In 1998 the World Health Organization stated that there was a “global epidemic of obesity.” Starting around 1980 in most countries of the world, both developed and undeveloped, the prevalence of obesity began to rise. There are now more overweight and obese people than starving people in the world. Multiple hypotheses have been advanced to explain the etiologies of the obesities in general and this epidemic in particular. Unfortunately, attention by most governmental authorities and many scientists has focused on the “obvious” etiologies of the “obesogenic” environment. This has led to a governmental, clinical, and research emphasis on diet and physical activity for treatments. Many guidelines for the treatment of obesity state that “diet and exercise are the primary treatment of obesity.” If the search terms “human obesity and diet and activity and treatment” are used in PubMed, there are 7130 references. No long term studies have shown success of lifestyle treatment of obesity and the 5 year failure rate is >95%. For millennia, humans have thought they knew the etiology of obesity – too much diet and too little exercise. It seems logical, but just because a perturbation affects a disease, does not mean that it is the cause of the disease. Simple differences in diet and exercise likely account for only a small percentage of obesity. A new paradigm is needed in the thinking about the etiology of obesity and the treatment of obesity. There is insufficient knowledge about obesity to accept the current standard treatments and more basic research is needed. Some of the areas that may prove fruitful for future research and may lead to more successful treatments of obesity are:

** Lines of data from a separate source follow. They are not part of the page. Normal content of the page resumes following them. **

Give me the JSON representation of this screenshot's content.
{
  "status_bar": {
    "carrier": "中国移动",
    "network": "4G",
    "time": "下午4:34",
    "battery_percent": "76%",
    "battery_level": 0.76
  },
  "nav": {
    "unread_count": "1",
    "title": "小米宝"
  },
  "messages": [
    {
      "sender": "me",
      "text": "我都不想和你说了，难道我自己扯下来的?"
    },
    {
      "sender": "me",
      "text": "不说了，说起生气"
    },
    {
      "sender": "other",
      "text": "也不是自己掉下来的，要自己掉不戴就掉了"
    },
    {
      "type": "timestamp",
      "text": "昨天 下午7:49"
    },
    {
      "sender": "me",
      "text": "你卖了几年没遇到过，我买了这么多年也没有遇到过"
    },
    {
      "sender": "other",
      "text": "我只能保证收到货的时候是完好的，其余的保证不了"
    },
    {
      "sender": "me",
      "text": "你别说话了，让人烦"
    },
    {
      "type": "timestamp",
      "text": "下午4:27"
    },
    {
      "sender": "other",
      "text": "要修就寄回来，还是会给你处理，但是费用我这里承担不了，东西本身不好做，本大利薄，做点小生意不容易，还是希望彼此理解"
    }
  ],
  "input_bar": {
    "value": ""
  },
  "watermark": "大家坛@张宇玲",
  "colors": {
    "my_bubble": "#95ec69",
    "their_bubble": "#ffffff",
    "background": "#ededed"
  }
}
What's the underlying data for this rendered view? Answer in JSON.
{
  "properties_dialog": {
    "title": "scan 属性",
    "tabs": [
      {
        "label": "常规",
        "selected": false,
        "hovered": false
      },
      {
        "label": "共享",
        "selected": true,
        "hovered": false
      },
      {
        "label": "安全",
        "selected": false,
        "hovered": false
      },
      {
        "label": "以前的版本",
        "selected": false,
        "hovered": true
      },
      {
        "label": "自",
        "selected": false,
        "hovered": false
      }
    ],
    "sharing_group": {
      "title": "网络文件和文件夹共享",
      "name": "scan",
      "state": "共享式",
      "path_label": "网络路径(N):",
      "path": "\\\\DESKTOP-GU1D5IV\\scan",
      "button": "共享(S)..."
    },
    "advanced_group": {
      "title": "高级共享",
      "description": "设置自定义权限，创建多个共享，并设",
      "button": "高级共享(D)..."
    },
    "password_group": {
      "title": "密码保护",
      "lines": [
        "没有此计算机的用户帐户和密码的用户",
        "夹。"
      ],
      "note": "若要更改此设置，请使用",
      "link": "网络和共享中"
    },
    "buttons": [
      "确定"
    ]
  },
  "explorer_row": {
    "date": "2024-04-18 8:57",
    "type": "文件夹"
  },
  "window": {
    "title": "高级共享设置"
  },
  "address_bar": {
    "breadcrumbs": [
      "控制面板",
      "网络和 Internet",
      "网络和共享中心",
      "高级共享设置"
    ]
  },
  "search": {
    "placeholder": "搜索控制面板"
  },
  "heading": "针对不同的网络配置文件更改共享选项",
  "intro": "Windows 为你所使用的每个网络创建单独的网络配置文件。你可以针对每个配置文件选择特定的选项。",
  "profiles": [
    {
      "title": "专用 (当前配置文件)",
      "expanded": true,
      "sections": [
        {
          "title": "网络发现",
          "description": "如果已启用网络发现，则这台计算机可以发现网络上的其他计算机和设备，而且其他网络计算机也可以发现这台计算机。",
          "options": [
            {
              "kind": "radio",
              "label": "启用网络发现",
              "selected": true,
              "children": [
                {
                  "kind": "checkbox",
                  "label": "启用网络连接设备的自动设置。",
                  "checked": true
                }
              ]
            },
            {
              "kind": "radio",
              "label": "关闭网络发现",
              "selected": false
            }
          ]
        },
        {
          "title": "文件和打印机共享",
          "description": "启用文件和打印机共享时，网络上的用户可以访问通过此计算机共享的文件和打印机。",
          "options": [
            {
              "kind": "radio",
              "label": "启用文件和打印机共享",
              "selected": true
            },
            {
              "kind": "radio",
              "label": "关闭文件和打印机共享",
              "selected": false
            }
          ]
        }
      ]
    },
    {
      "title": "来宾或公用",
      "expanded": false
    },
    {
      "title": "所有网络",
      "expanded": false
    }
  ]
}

1. Central nervous system regulation of food intake, physical activity, energy expenditure, body composition, and body weight – ie, the “body weight set point” mechanisms.
2. Role of the gut and gut hormones in regulating food intake and energy expenditure.
3. Role of the vagal and enteric nervous system.
4. Role of the gut microbiome.
5. Genes and combinations of genes contributing to obesity.
6. The epigenetic factors contributing to obesity, particularly intrauterine and intergenerational factors.
7. The contribution of adenovirus 36 (Adv36) and other lipogenic viruses to the epidemic of obesity.
All of these topics cannot be covered in one talk, so this talk will summarize the research on a few of the etiologies of obesity, and particularly those that may be major contributors to obesity. Genetic factors are very important. At least 60 genes have been shown to contribute to or prevent obesity. Calculating the factorial (60 x 59 x 58, etc), there are more combinations of genes for obesity than there are people on Earth. Understanding common combinations of genes that lead to obesity and developing drugs and individualized treatment plans based on those genetic patterns will be very important. Adv36 was first reported in the 1970s, just before the prevalence of obesity dramatically increased across the world. Migratory birds have been postulated as the source of the rapid spread since chickens were the first animal model showing that Adv36 can cause obesity. Adv36 unequivocally causes obesity in animals, including chickens, mice, rats, and monkeys. In multiple countries that have been studied, about 30% of obese humans have been infected compared to about 10%-20% of non-obese humans, and most studies show that infected humans are heavier and/or fatter than uninfected. An infectious cause of obesity holds great promise for treatment since vaccines can be produced for many infections. One animal study shows that vaccination can prevent Adv36-induced obesity. If 30% of obesity might be prevented by a vaccine, this has major public health implications. Antiviral drugs will need to be developed to treat patients already infected with Adv36. Epigenetic factors affecting women of child bearing age appear to be a major cause of the obesity epidemic. The following factors before and during pregnancy increase the risk of obesity in offspring by 2-20 fold, especially in combination: obese at conception, increased weight gain, smoking, eating a high fat or high carbohydrate diet, lack of exercise, older age, taking certain drugs, and perhaps one of the most important, developing gestational diabetes during pregnancy. Almost all of these factors may be avoided or removed, and some evidence suggests that this will prevent a great deal of obesity in offspring. Other factors that may play a role in causing obesity are certain drugs that are taken much more commonly in the last 30 years, certain industrial pollutants in the environment, and alteration of gut microbiota by changes in the diet. The etiology of obesity is so complex that a concerted effort must be made to identify basic biochemical and molecular factors leading to obesity. This information must be used to identify new drugs for treating obesity. Finally, in contrast to most “cookie cutter” treatment of obesity today, individualized treatment must be developed in the future. No two patients are alike and it seems likely that obesity treatment options will need to be very numerous in the future.